All art is a synthesis of improvisation and order. It’s what artists do. But I was lucky enough to have to learn to understand that. I’m now talking about the method of what I do. You can break down what goes on in the evolution of one of my films in terms of creating the characters, building up their history and their relationships, doing all kind of research to inform the whole experience, then structuring it through rehearsal and finally shooting the material.
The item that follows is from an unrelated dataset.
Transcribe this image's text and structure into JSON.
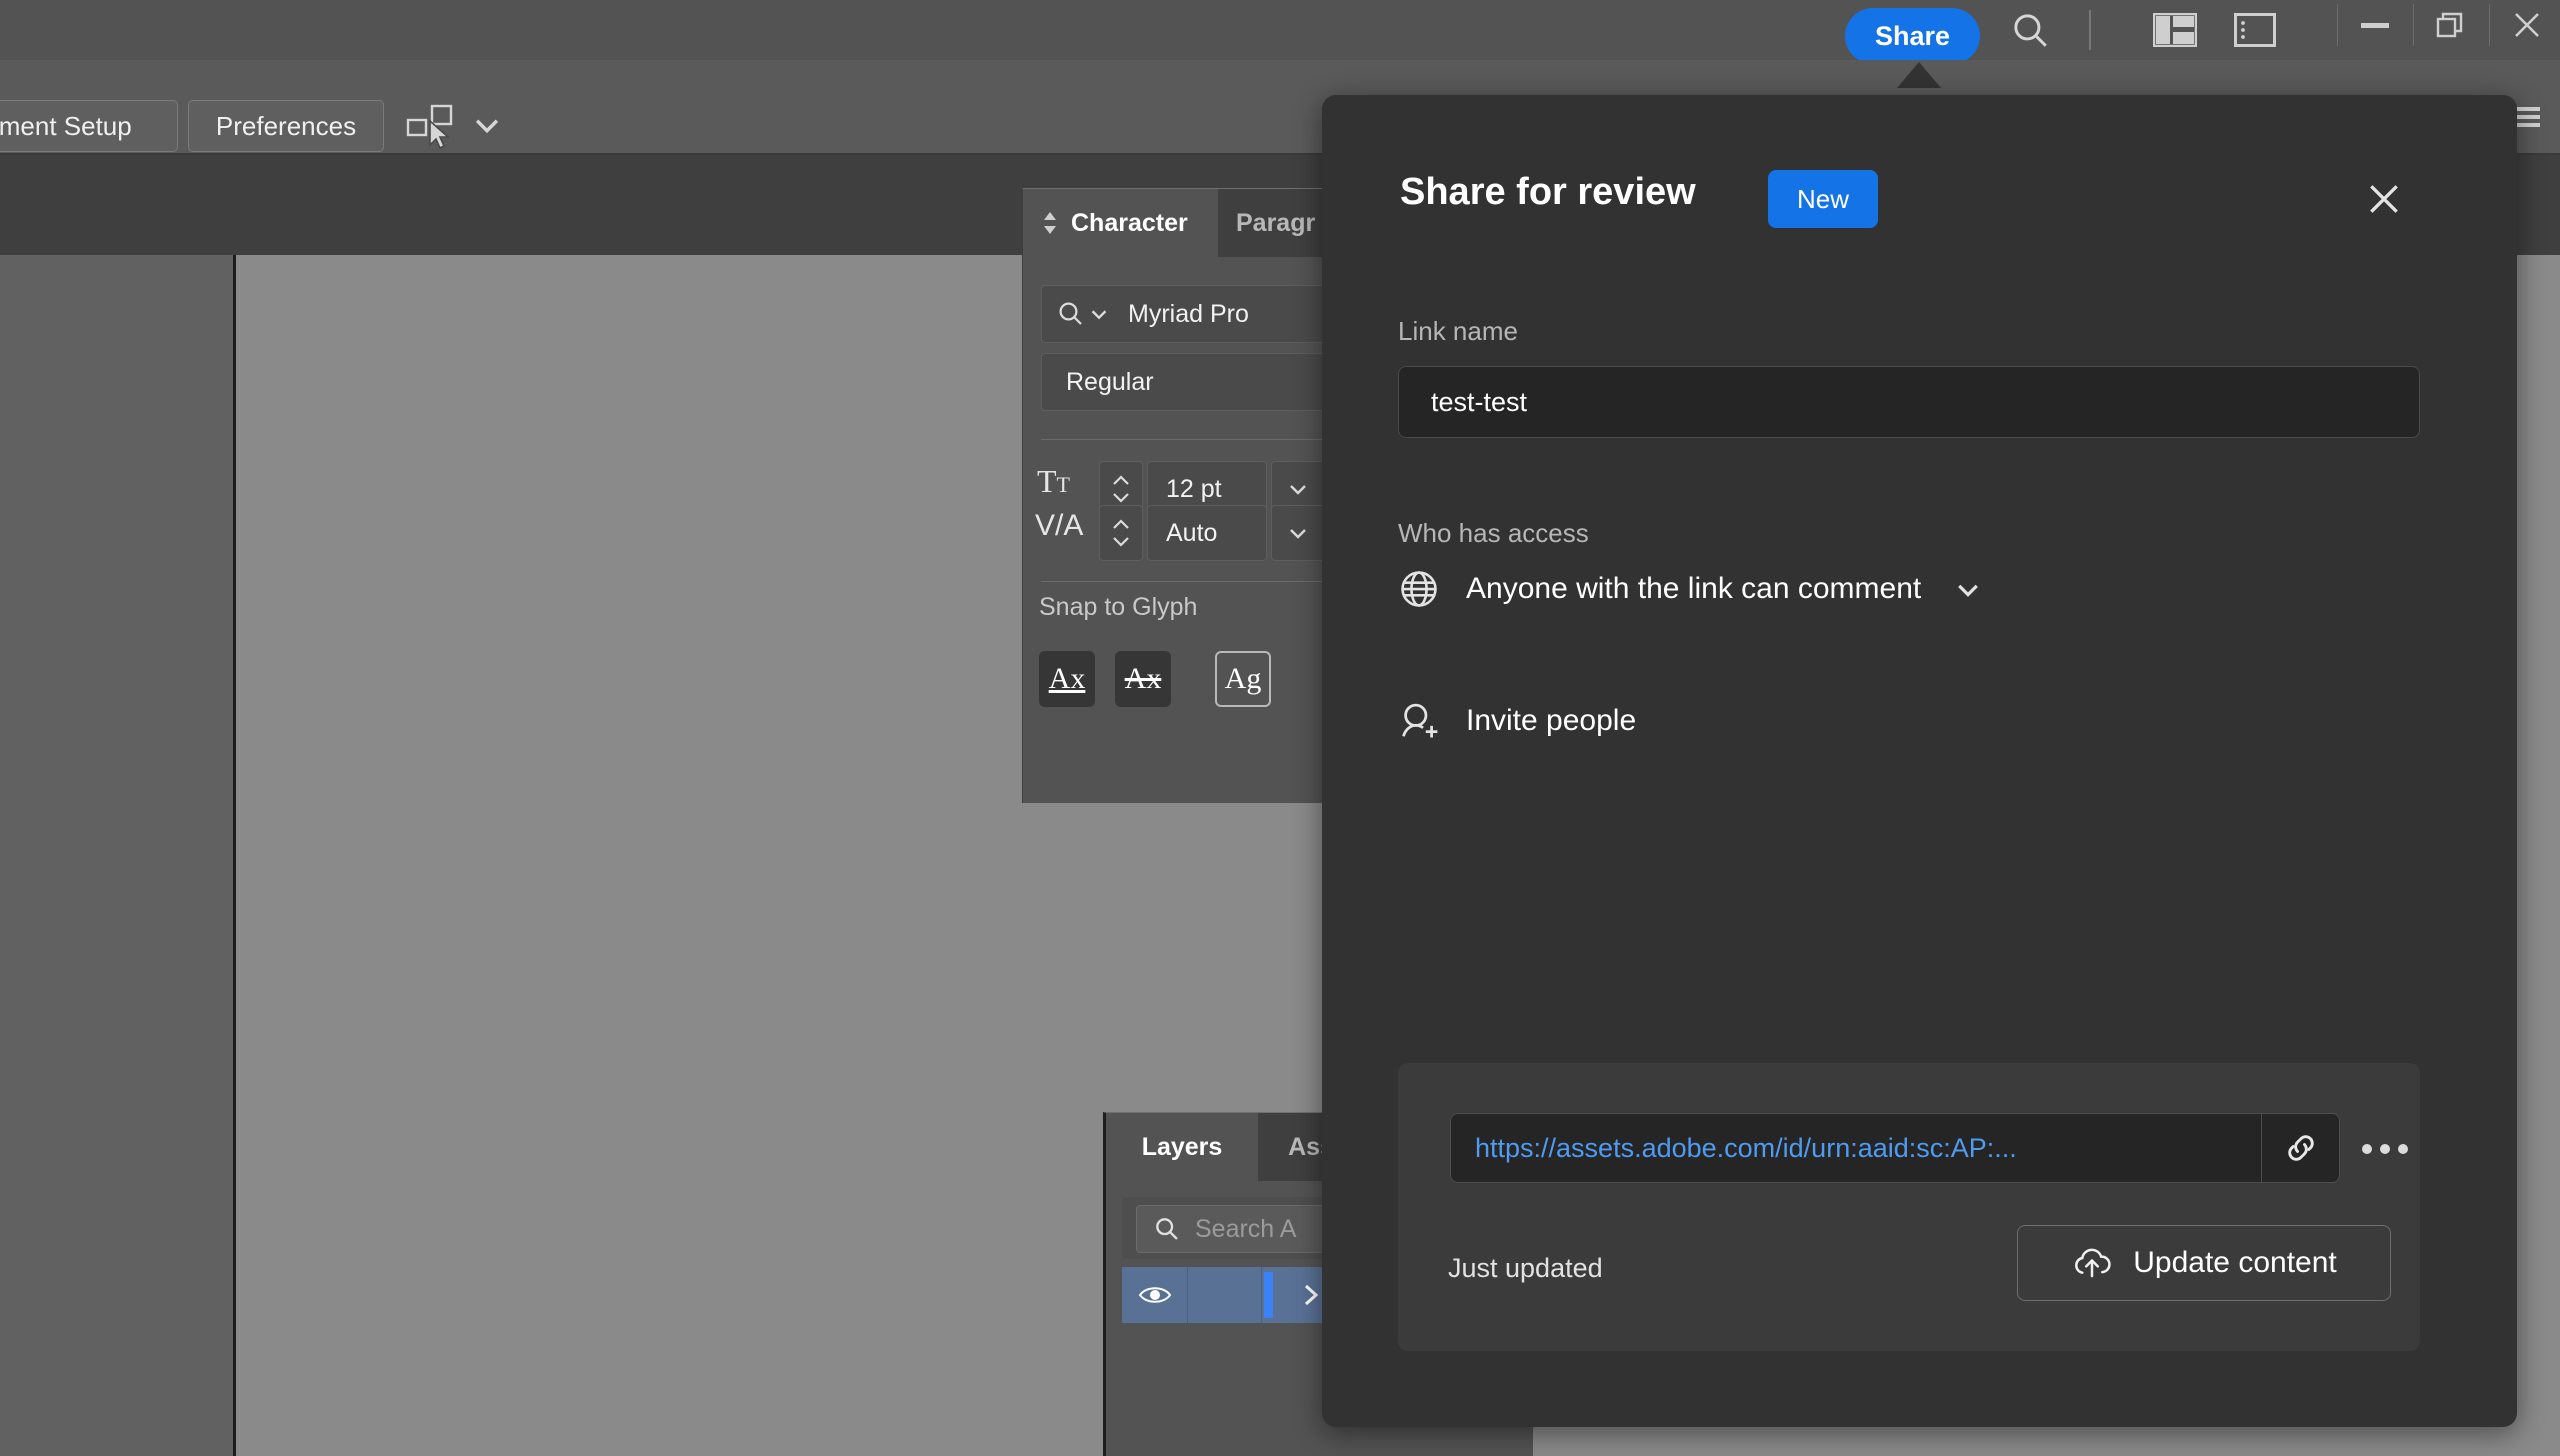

But built into all that is an exploration of the unknown, an investigation of things in a way and for reasons I don’t necessarily know about when I initiate them. Things happen because actors are being spontaneous and creating in an organic way. So it’s completely unpredictable. You’re talking about things that could only happen because a very particular and special kind of rapport is constructed, whereby everyone, including me, operates in a completely free condition without being inhibited or driven or motivated by any sort of compromising, preconception about what it should be.
If you want to know why I am generally reluctant to talk about what I do, it’s because you can’t really describe it; you can’t really do it justice, any more than Van Gogh could explain the sunflowers, other than by describing technically how he applied the paint.
AMY RAPHAEL: What do you tell an actor working with you for the first time?
MIKE LEIGH: When I gather everyone together at the start of a film, the first thing I always say is: “On such-and-such a date in six months’ time, we’re going to go out and make a film. Anything we do between now and then is merely preparation so that we can embark on that creative journey.” It’s only during the shoot – on Naked, say, when we’re rehearsing at night in the office block with Johnny and Brian, knowing that we are going to shoot again in a few nights’ time – it’s only then that I can see the images and the event. Only then can I get down to defining it, to writing it.
The actor is going to experience the magical mystery tour when it happens. But I’ve rarely had to sell it to an actor. On the rare occasion I have sold it, I’ve wound up regretting it. There are people who don’t get it; a few walk away; a few I’ve chucked out. So the trick is to make sure you get the right sort of folks in the first place. You might think it’s no big deal; surely this is what actors do? But it’s not.
There are plenty of actors out there who wouldn’t have a clue in hell what I was talking about. “Acting” for them is carrying out a job; it’s not about getting inside real people in the real world. The truth is, large proportions of actors aren’t really pretending to be someone else in a make-believe situation; they’re just being themselves in an actual situation, on a stage or in front of a camera. But I’m looking for actors whose level of total immersion in their character and whose imaginative commitment allows them to know exactly what to do when, for example, the police come round to arrest Vera Drake. That scene was the result of a ten-hour improvisation that took place three months before we shot it. To ask grown-up people to dress up for ten hours and pretend to be somebody else, with all the commitment and willing suspension of disbelief of a group of little boys playing cowboys and Indians in the woods… it’s a massive thing.